I haven’t updated my blogroll in quite sometime, so today I’ve added 3 new ones. First is SkiBikeJunkie, (here’s the cool shot I was talking about earlier) a frequent commenter on this blog and fellow racer, whose own posts are interesting, insightful and thought-provoking across a spectrum of both cycling and non-cycling related topics. More often than not, an SBJ post will leave me scratching my chin, thinking about something I maybe hadn’t really noticed or considered before.
Second, is another “hard-core” science blog, John Hawks Weblog.

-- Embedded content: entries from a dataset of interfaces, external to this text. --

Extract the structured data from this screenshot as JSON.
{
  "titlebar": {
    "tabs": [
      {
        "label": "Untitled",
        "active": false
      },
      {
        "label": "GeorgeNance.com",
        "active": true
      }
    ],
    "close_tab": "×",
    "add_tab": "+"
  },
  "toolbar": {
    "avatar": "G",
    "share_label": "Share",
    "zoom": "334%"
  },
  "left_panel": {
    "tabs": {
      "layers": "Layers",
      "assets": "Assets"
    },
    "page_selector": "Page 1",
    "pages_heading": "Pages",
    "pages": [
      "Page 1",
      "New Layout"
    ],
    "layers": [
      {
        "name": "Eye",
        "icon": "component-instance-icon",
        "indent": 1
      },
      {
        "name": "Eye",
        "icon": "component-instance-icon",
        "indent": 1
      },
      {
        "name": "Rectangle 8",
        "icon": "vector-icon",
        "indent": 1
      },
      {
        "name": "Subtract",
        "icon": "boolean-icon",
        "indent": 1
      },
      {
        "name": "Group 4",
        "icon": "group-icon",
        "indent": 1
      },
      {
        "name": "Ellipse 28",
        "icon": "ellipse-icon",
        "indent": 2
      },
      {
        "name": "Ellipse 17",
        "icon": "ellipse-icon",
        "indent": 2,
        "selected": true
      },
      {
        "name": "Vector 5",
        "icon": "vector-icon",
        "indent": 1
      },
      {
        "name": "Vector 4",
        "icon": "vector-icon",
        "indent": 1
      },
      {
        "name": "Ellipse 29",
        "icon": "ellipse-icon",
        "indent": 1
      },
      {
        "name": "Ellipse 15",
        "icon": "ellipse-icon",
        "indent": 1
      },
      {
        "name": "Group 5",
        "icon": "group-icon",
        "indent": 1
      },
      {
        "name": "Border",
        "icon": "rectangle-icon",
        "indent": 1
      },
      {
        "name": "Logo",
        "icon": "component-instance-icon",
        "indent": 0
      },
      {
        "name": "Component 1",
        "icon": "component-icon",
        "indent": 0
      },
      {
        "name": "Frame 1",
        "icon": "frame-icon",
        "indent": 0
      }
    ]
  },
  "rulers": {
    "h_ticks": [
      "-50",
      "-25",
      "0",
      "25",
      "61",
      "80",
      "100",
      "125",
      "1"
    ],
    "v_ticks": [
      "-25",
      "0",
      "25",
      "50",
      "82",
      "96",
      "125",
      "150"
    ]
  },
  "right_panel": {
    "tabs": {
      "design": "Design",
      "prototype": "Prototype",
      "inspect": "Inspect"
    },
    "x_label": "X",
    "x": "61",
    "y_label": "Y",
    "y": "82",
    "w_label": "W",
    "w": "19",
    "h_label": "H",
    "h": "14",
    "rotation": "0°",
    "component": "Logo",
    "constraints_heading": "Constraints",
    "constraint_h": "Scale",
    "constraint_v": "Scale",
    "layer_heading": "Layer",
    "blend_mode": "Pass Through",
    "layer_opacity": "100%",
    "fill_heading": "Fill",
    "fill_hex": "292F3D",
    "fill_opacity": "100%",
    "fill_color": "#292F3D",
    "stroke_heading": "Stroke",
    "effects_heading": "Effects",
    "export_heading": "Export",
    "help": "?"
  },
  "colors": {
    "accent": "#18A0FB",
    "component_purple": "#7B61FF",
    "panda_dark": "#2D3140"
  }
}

John’s a Professor of Anthropology at U. Wisconsin, Madison, who blogs about all sorts of interesting developments and insights related to genetics and early human evolution. In particular his posts related to Neanderthals are simply fascinating. It’s a bit different from most blogs, not just in that the guy really knows what he’s talking about (so pretty much the complete opposite of this blog, really) but in that it’s a no-comments blog. A fascinating bit of trivia about John is that his doctoral adviser was Milford Wolpoff. If you’ve followed the major developments in paleoanthropology over the last 20 years, you probably already know who Wolpoff is: the leading proponent of the “multi-regional” theory of human evolution, which has been largely at odds with the more (of late) commonly accepted “Out-of-Africa” theory. Anyway, great stuff.
Finally is something a bit different. Last week I was contacted by the Outdoor writer for the Tooele Transcript Bulletin, looking for information for a great piece he did this week on Aspen-carvings. Clint Thomsen also has his own blog, Bonneville Mariner. The title references ancient Lake Bonneville (which I described in this post and was pretty much the Coolest Thing Ever, so if you’re clueless about Lake Bonneville, drop what you’re doing and go read it right now), and Clint’s blog focuses on the natural and human history of the greater Toole Valley, an area largely ignored by most of us along the Wasatch Front, despite it’s being our “front yard.” Clint’s Outdoor column appears weekly in the Transcript-Bulletin, and though it’s for-fee content, Clint reposts all of his (excellent) outdoor columns on his blog. (Clint included some kind words for this blog in this week’s column, for which I’m flattered and grateful.)
OK, that’s the housekeeping. I have a couple new shrubs to blog about, including one that, if you mtn bike or hike in the Wasatch, you are riding by All The Time. I originally intended to include that in this post, but I’m going to try and be better about not doing so many encyclopedia-length posts. So let’s stop here, and I’ll get back to shrubs over the weekend.